▶ _What to work on_:
Write out every record exactly as it appears. Skip the pictures.

(Interface dataset entries)
Start of Block

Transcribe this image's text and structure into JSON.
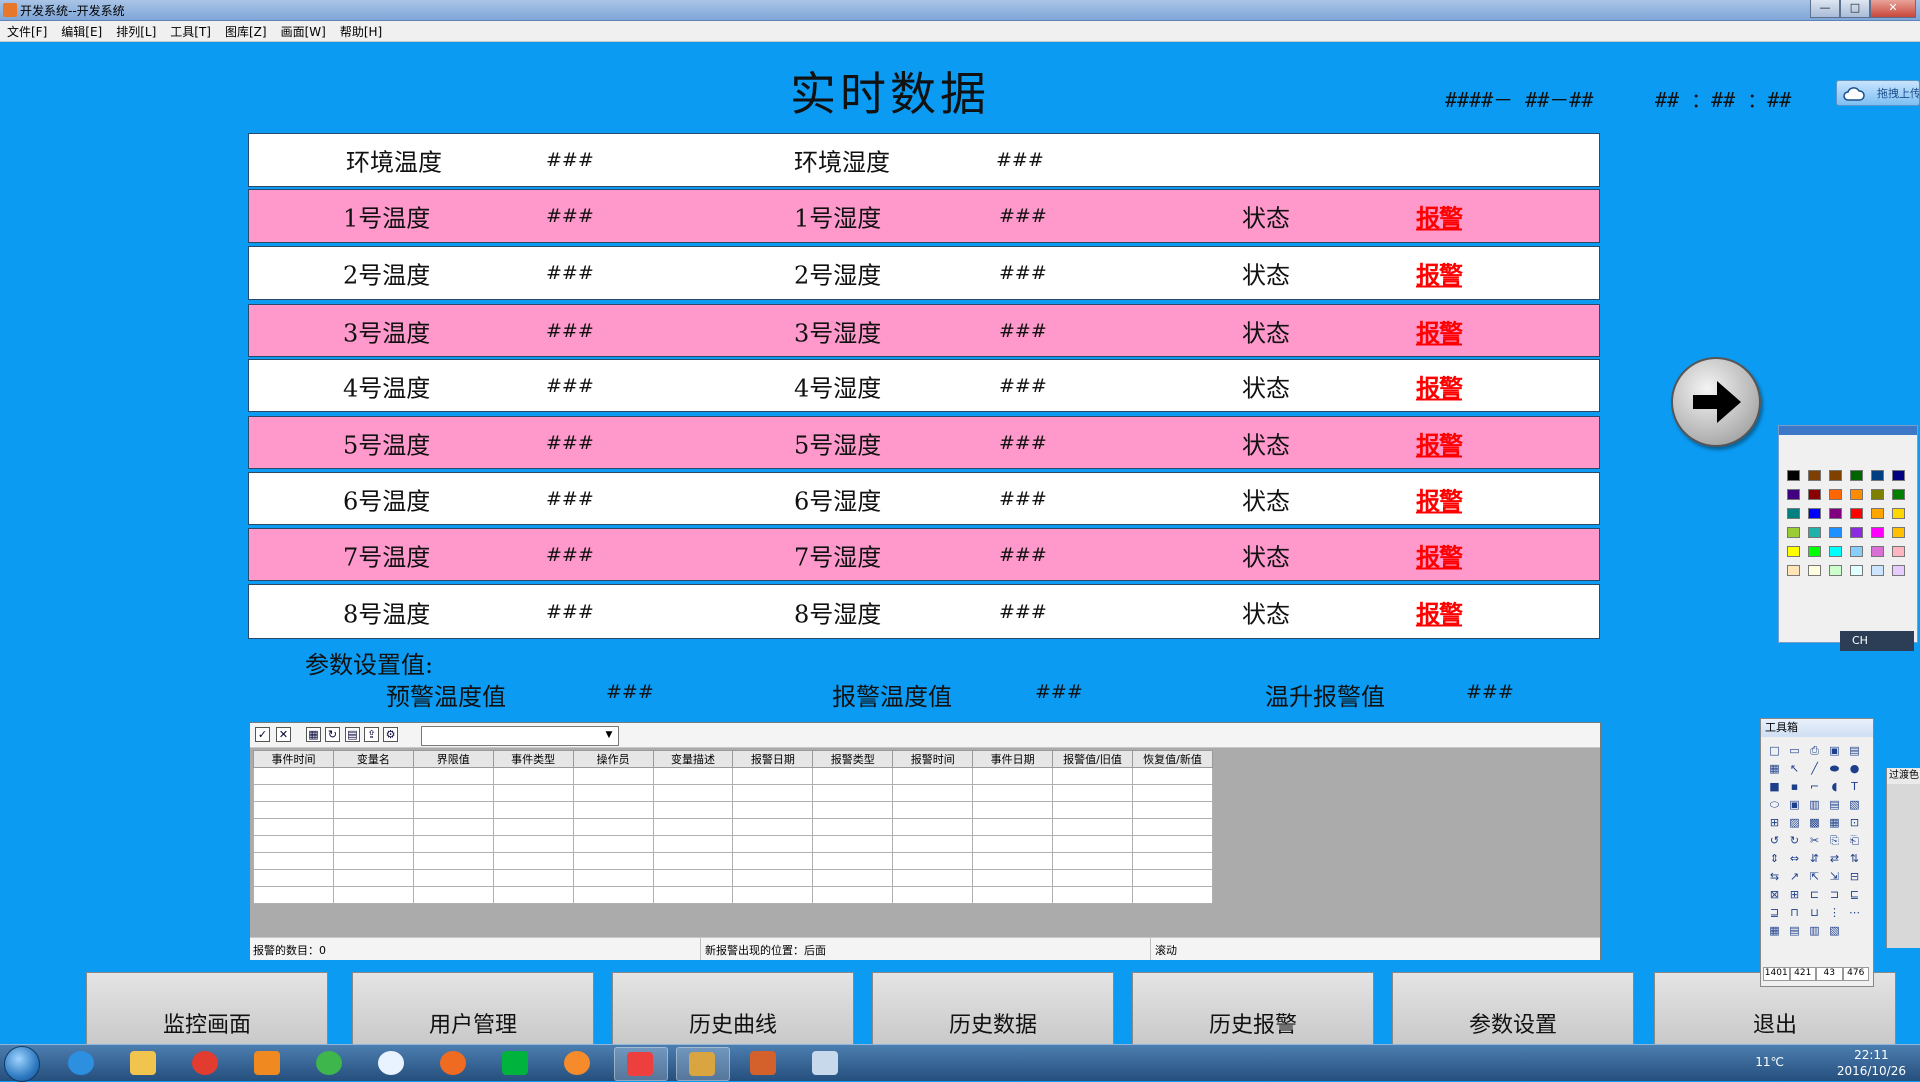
{
  "window": {
    "title": "开发系统--开发系统",
    "buttons": [
      "—",
      "□",
      "✕"
    ]
  },
  "menu": [
    "文件[F]",
    "编辑[E]",
    "排列[L]",
    "工具[T]",
    "图库[Z]",
    "画面[W]",
    "帮助[H]"
  ],
  "header": {
    "title": "实时数据",
    "date": "####－ ##－##",
    "time": "## ：## ：##",
    "upload_label": "拖拽上传"
  },
  "env_row": {
    "temp_label": "环境温度",
    "temp_value": "###",
    "hum_label": "环境湿度",
    "hum_value": "###"
  },
  "rows": [
    {
      "temp_label": "1号温度",
      "temp_value": "###",
      "hum_label": "1号湿度",
      "hum_value": "###",
      "status_label": "状态",
      "status_value": "报警"
    },
    {
      "temp_label": "2号温度",
      "temp_value": "###",
      "hum_label": "2号湿度",
      "hum_value": "###",
      "status_label": "状态",
      "status_value": "报警"
    },
    {
      "temp_label": "3号温度",
      "temp_value": "###",
      "hum_label": "3号湿度",
      "hum_value": "###",
      "status_label": "状态",
      "status_value": "报警"
    },
    {
      "temp_label": "4号温度",
      "temp_value": "###",
      "hum_label": "4号湿度",
      "hum_value": "###",
      "status_label": "状态",
      "status_value": "报警"
    },
    {
      "temp_label": "5号温度",
      "temp_value": "###",
      "hum_label": "5号湿度",
      "hum_value": "###",
      "status_label": "状态",
      "status_value": "报警"
    },
    {
      "temp_label": "6号温度",
      "temp_value": "###",
      "hum_label": "6号湿度",
      "hum_value": "###",
      "status_label": "状态",
      "status_value": "报警"
    },
    {
      "temp_label": "7号温度",
      "temp_value": "###",
      "hum_label": "7号湿度",
      "hum_value": "###",
      "status_label": "状态",
      "status_value": "报警"
    },
    {
      "temp_label": "8号温度",
      "temp_value": "###",
      "hum_label": "8号湿度",
      "hum_value": "###",
      "status_label": "状态",
      "status_value": "报警"
    }
  ],
  "params": {
    "title": "参数设置值:",
    "warn_temp_label": "预警温度值",
    "warn_temp_value": "###",
    "alarm_temp_label": "报警温度值",
    "alarm_temp_value": "###",
    "rise_alarm_label": "温升报警值",
    "rise_alarm_value": "###"
  },
  "alarm_table": {
    "columns": [
      "事件时间",
      "变量名",
      "界限值",
      "事件类型",
      "操作员",
      "变量描述",
      "报警日期",
      "报警类型",
      "报警时间",
      "事件日期",
      "报警值/旧值",
      "恢复值/新值"
    ],
    "empty_rows": 8,
    "status": {
      "count": "报警的数目：0",
      "position": "新报警出现的位置：后面",
      "scroll": "滚动"
    }
  },
  "nav": [
    "监控画面",
    "用户管理",
    "历史曲线",
    "历史数据",
    "历史报警",
    "参数设置",
    "退出"
  ],
  "toolbox": {
    "title": "工具箱",
    "footer": [
      "1401",
      "421",
      "43",
      "476"
    ],
    "side_title": "过渡色"
  },
  "palette_badge": "CH",
  "tray": {
    "weather": "11℃",
    "time": "22:11",
    "date": "2016/10/26"
  },
  "colors": {
    "background": "#0b9bf2",
    "row_pink": "#ff99cc",
    "row_white": "#ffffff",
    "alarm": "#ff0000"
  }
}
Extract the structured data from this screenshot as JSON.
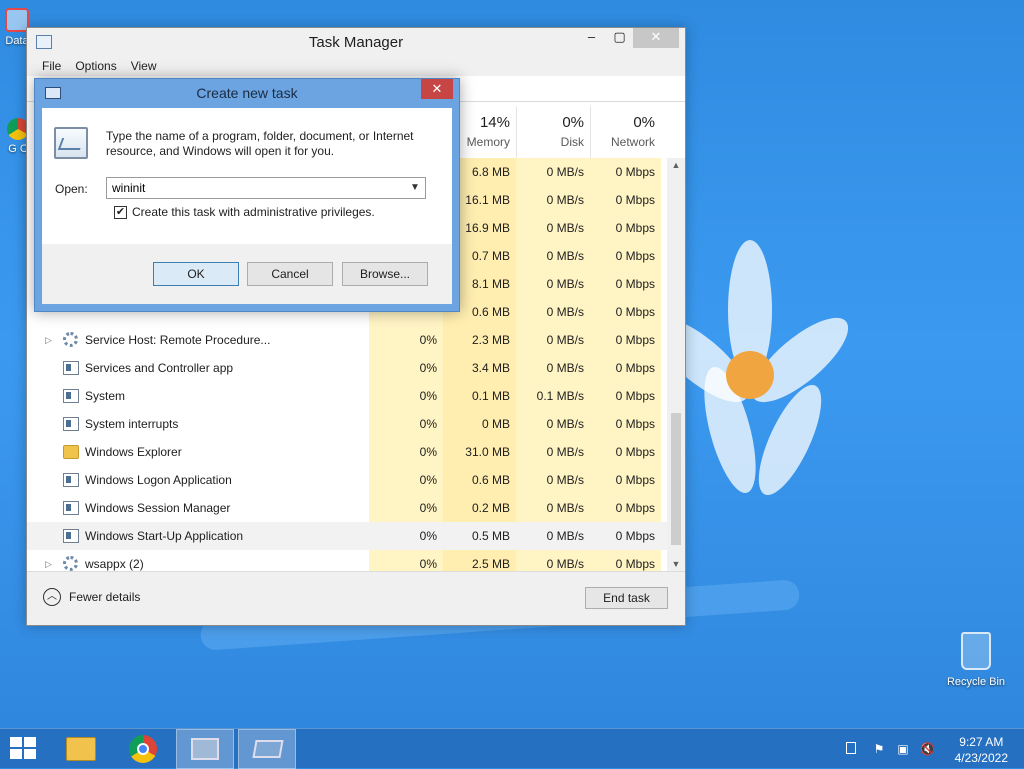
{
  "desktop": {
    "icons": [
      {
        "label": "Data"
      },
      {
        "label": "G C"
      }
    ],
    "recycle_bin": "Recycle Bin"
  },
  "task_manager": {
    "title": "Task Manager",
    "menu": [
      "File",
      "Options",
      "View"
    ],
    "columns": {
      "memory": {
        "pct": "14%",
        "label": "Memory"
      },
      "disk": {
        "pct": "0%",
        "label": "Disk"
      },
      "network": {
        "pct": "0%",
        "label": "Network"
      }
    },
    "rows": [
      {
        "name": "",
        "cpu": "",
        "memory": "6.8 MB",
        "disk": "0 MB/s",
        "network": "0 Mbps",
        "icon": "window",
        "expand": false
      },
      {
        "name": "",
        "cpu": "",
        "memory": "16.1 MB",
        "disk": "0 MB/s",
        "network": "0 Mbps",
        "icon": "window",
        "expand": false
      },
      {
        "name": "",
        "cpu": "",
        "memory": "16.9 MB",
        "disk": "0 MB/s",
        "network": "0 Mbps",
        "icon": "window",
        "expand": false
      },
      {
        "name": "",
        "cpu": "",
        "memory": "0.7 MB",
        "disk": "0 MB/s",
        "network": "0 Mbps",
        "icon": "window",
        "expand": false
      },
      {
        "name": "",
        "cpu": "",
        "memory": "8.1 MB",
        "disk": "0 MB/s",
        "network": "0 Mbps",
        "icon": "window",
        "expand": false
      },
      {
        "name": "",
        "cpu": "",
        "memory": "0.6 MB",
        "disk": "0 MB/s",
        "network": "0 Mbps",
        "icon": "window",
        "expand": false
      },
      {
        "name": "Service Host: Remote Procedure...",
        "cpu": "0%",
        "memory": "2.3 MB",
        "disk": "0 MB/s",
        "network": "0 Mbps",
        "icon": "gear",
        "expand": true
      },
      {
        "name": "Services and Controller app",
        "cpu": "0%",
        "memory": "3.4 MB",
        "disk": "0 MB/s",
        "network": "0 Mbps",
        "icon": "window",
        "expand": false
      },
      {
        "name": "System",
        "cpu": "0%",
        "memory": "0.1 MB",
        "disk": "0.1 MB/s",
        "network": "0 Mbps",
        "icon": "window",
        "expand": false
      },
      {
        "name": "System interrupts",
        "cpu": "0%",
        "memory": "0 MB",
        "disk": "0 MB/s",
        "network": "0 Mbps",
        "icon": "window",
        "expand": false
      },
      {
        "name": "Windows Explorer",
        "cpu": "0%",
        "memory": "31.0 MB",
        "disk": "0 MB/s",
        "network": "0 Mbps",
        "icon": "folder",
        "expand": false
      },
      {
        "name": "Windows Logon Application",
        "cpu": "0%",
        "memory": "0.6 MB",
        "disk": "0 MB/s",
        "network": "0 Mbps",
        "icon": "window",
        "expand": false
      },
      {
        "name": "Windows Session Manager",
        "cpu": "0%",
        "memory": "0.2 MB",
        "disk": "0 MB/s",
        "network": "0 Mbps",
        "icon": "window",
        "expand": false
      },
      {
        "name": "Windows Start-Up Application",
        "cpu": "0%",
        "memory": "0.5 MB",
        "disk": "0 MB/s",
        "network": "0 Mbps",
        "icon": "window",
        "expand": false,
        "selected": true
      },
      {
        "name": "wsappx (2)",
        "cpu": "0%",
        "memory": "2.5 MB",
        "disk": "0 MB/s",
        "network": "0 Mbps",
        "icon": "gear",
        "expand": true
      }
    ],
    "footer": {
      "fewer_details": "Fewer details",
      "end_task": "End task"
    }
  },
  "dialog": {
    "title": "Create new task",
    "description": "Type the name of a program, folder, document, or Internet resource, and Windows will open it for you.",
    "open_label": "Open:",
    "open_value": "wininit",
    "admin_checkbox_label": "Create this task with administrative privileges.",
    "admin_checked": true,
    "ok": "OK",
    "cancel": "Cancel",
    "browse": "Browse..."
  },
  "taskbar": {
    "clock_time": "9:27 AM",
    "clock_date": "4/23/2022"
  }
}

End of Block

▶ _Result for this exercise_:
Transcribe this image's text and structure into JSON.
{
  "window": {
    "title": "开发系统--开发系统",
    "buttons": [
      "—",
      "□",
      "✕"
    ]
  },
  "menu": [
    "文件[F]",
    "编辑[E]",
    "排列[L]",
    "工具[T]",
    "图库[Z]",
    "画面[W]",
    "帮助[H]"
  ],
  "header": {
    "title": "实时数据",
    "date": "####－ ##－##",
    "time": "## ：## ：##",
    "upload_label": "拖拽上传"
  },
  "env_row": {
    "temp_label": "环境温度",
    "temp_value": "###",
    "hum_label": "环境湿度",
    "hum_value": "###"
  },
  "rows": [
    {
      "temp_label": "1号温度",
      "temp_value": "###",
      "hum_label": "1号湿度",
      "hum_value": "###",
      "status_label": "状态",
      "status_value": "报警"
    },
    {
      "temp_label": "2号温度",
      "temp_value": "###",
      "hum_label": "2号湿度",
      "hum_value": "###",
      "status_label": "状态",
      "status_value": "报警"
    },
    {
      "temp_label": "3号温度",
      "temp_value": "###",
      "hum_label": "3号湿度",
      "hum_value": "###",
      "status_label": "状态",
      "status_value": "报警"
    },
    {
      "temp_label": "4号温度",
      "temp_value": "###",
      "hum_label": "4号湿度",
      "hum_value": "###",
      "status_label": "状态",
      "status_value": "报警"
    },
    {
      "temp_label": "5号温度",
      "temp_value": "###",
      "hum_label": "5号湿度",
      "hum_value": "###",
      "status_label": "状态",
      "status_value": "报警"
    },
    {
      "temp_label": "6号温度",
      "temp_value": "###",
      "hum_label": "6号湿度",
      "hum_value": "###",
      "status_label": "状态",
      "status_value": "报警"
    },
    {
      "temp_label": "7号温度",
      "temp_value": "###",
      "hum_label": "7号湿度",
      "hum_value": "###",
      "status_label": "状态",
      "status_value": "报警"
    },
    {
      "temp_label": "8号温度",
      "temp_value": "###",
      "hum_label": "8号湿度",
      "hum_value": "###",
      "status_label": "状态",
      "status_value": "报警"
    }
  ],
  "params": {
    "title": "参数设置值:",
    "warn_temp_label": "预警温度值",
    "warn_temp_value": "###",
    "alarm_temp_label": "报警温度值",
    "alarm_temp_value": "###",
    "rise_alarm_label": "温升报警值",
    "rise_alarm_value": "###"
  },
  "alarm_table": {
    "columns": [
      "事件时间",
      "变量名",
      "界限值",
      "事件类型",
      "操作员",
      "变量描述",
      "报警日期",
      "报警类型",
      "报警时间",
      "事件日期",
      "报警值/旧值",
      "恢复值/新值"
    ],
    "empty_rows": 8,
    "status": {
      "count": "报警的数目：0",
      "position": "新报警出现的位置：后面",
      "scroll": "滚动"
    }
  },
  "nav": [
    "监控画面",
    "用户管理",
    "历史曲线",
    "历史数据",
    "历史报警",
    "参数设置",
    "退出"
  ],
  "toolbox": {
    "title": "工具箱",
    "footer": [
      "1401",
      "421",
      "43",
      "476"
    ],
    "side_title": "过渡色"
  },
  "palette_badge": "CH",
  "tray": {
    "weather": "11℃",
    "time": "22:11",
    "date": "2016/10/26"
  },
  "colors": {
    "background": "#0b9bf2",
    "row_pink": "#ff99cc",
    "row_white": "#ffffff",
    "alarm": "#ff0000"
  }
}
Extract the structured data from this screenshot as JSON.
{
  "desktop": {
    "icons": [
      {
        "label": "Data"
      },
      {
        "label": "G C"
      }
    ],
    "recycle_bin": "Recycle Bin"
  },
  "task_manager": {
    "title": "Task Manager",
    "menu": [
      "File",
      "Options",
      "View"
    ],
    "columns": {
      "memory": {
        "pct": "14%",
        "label": "Memory"
      },
      "disk": {
        "pct": "0%",
        "label": "Disk"
      },
      "network": {
        "pct": "0%",
        "label": "Network"
      }
    },
    "rows": [
      {
        "name": "",
        "cpu": "",
        "memory": "6.8 MB",
        "disk": "0 MB/s",
        "network": "0 Mbps",
        "icon": "window",
        "expand": false
      },
      {
        "name": "",
        "cpu": "",
        "memory": "16.1 MB",
        "disk": "0 MB/s",
        "network": "0 Mbps",
        "icon": "window",
        "expand": false
      },
      {
        "name": "",
        "cpu": "",
        "memory": "16.9 MB",
        "disk": "0 MB/s",
        "network": "0 Mbps",
        "icon": "window",
        "expand": false
      },
      {
        "name": "",
        "cpu": "",
        "memory": "0.7 MB",
        "disk": "0 MB/s",
        "network": "0 Mbps",
        "icon": "window",
        "expand": false
      },
      {
        "name": "",
        "cpu": "",
        "memory": "8.1 MB",
        "disk": "0 MB/s",
        "network": "0 Mbps",
        "icon": "window",
        "expand": false
      },
      {
        "name": "",
        "cpu": "",
        "memory": "0.6 MB",
        "disk": "0 MB/s",
        "network": "0 Mbps",
        "icon": "window",
        "expand": false
      },
      {
        "name": "Service Host: Remote Procedure...",
        "cpu": "0%",
        "memory": "2.3 MB",
        "disk": "0 MB/s",
        "network": "0 Mbps",
        "icon": "gear",
        "expand": true
      },
      {
        "name": "Services and Controller app",
        "cpu": "0%",
        "memory": "3.4 MB",
        "disk": "0 MB/s",
        "network": "0 Mbps",
        "icon": "window",
        "expand": false
      },
      {
        "name": "System",
        "cpu": "0%",
        "memory": "0.1 MB",
        "disk": "0.1 MB/s",
        "network": "0 Mbps",
        "icon": "window",
        "expand": false
      },
      {
        "name": "System interrupts",
        "cpu": "0%",
        "memory": "0 MB",
        "disk": "0 MB/s",
        "network": "0 Mbps",
        "icon": "window",
        "expand": false
      },
      {
        "name": "Windows Explorer",
        "cpu": "0%",
        "memory": "31.0 MB",
        "disk": "0 MB/s",
        "network": "0 Mbps",
        "icon": "folder",
        "expand": false
      },
      {
        "name": "Windows Logon Application",
        "cpu": "0%",
        "memory": "0.6 MB",
        "disk": "0 MB/s",
        "network": "0 Mbps",
        "icon": "window",
        "expand": false
      },
      {
        "name": "Windows Session Manager",
        "cpu": "0%",
        "memory": "0.2 MB",
        "disk": "0 MB/s",
        "network": "0 Mbps",
        "icon": "window",
        "expand": false
      },
      {
        "name": "Windows Start-Up Application",
        "cpu": "0%",
        "memory": "0.5 MB",
        "disk": "0 MB/s",
        "network": "0 Mbps",
        "icon": "window",
        "expand": false,
        "selected": true
      },
      {
        "name": "wsappx (2)",
        "cpu": "0%",
        "memory": "2.5 MB",
        "disk": "0 MB/s",
        "network": "0 Mbps",
        "icon": "gear",
        "expand": true
      }
    ],
    "footer": {
      "fewer_details": "Fewer details",
      "end_task": "End task"
    }
  },
  "dialog": {
    "title": "Create new task",
    "description": "Type the name of a program, folder, document, or Internet resource, and Windows will open it for you.",
    "open_label": "Open:",
    "open_value": "wininit",
    "admin_checkbox_label": "Create this task with administrative privileges.",
    "admin_checked": true,
    "ok": "OK",
    "cancel": "Cancel",
    "browse": "Browse..."
  },
  "taskbar": {
    "clock_time": "9:27 AM",
    "clock_date": "4/23/2022"
  }
}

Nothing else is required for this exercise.